### Activity
Gather up every line from the entries below that uses the word "title".

### Dataset records
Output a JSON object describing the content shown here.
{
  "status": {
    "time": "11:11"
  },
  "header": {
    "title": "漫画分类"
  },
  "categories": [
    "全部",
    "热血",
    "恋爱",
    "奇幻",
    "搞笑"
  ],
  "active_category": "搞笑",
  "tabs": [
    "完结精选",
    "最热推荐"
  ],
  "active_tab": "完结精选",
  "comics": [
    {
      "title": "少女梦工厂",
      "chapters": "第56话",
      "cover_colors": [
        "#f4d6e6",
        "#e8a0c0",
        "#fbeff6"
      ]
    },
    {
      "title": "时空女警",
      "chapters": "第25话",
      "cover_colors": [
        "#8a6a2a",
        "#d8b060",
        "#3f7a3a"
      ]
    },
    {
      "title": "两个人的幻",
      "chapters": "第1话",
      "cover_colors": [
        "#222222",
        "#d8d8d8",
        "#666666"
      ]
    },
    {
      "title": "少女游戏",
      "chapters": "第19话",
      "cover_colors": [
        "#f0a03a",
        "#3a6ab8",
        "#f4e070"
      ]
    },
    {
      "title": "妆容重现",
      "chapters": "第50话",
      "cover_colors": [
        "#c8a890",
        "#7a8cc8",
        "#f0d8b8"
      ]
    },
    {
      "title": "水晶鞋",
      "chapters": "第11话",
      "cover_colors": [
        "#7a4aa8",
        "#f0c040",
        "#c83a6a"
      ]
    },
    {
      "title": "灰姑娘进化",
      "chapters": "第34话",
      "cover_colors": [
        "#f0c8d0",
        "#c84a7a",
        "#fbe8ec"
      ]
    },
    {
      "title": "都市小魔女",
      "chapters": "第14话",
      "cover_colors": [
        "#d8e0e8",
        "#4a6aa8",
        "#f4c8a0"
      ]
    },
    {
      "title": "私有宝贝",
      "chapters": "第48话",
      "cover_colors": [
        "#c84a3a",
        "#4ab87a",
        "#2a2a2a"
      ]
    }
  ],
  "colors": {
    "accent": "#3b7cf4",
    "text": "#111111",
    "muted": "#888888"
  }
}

### Output
    "title": "漫画分类"
      "title": "少女梦工厂",
      "title": "时空女警",
      "title": "两个人的幻",
      "title": "少女游戏",
      "title": "妆容重现",
      "title": "水晶鞋",
      "title": "灰姑娘进化",
      "title": "都市小魔女",
      "title": "私有宝贝",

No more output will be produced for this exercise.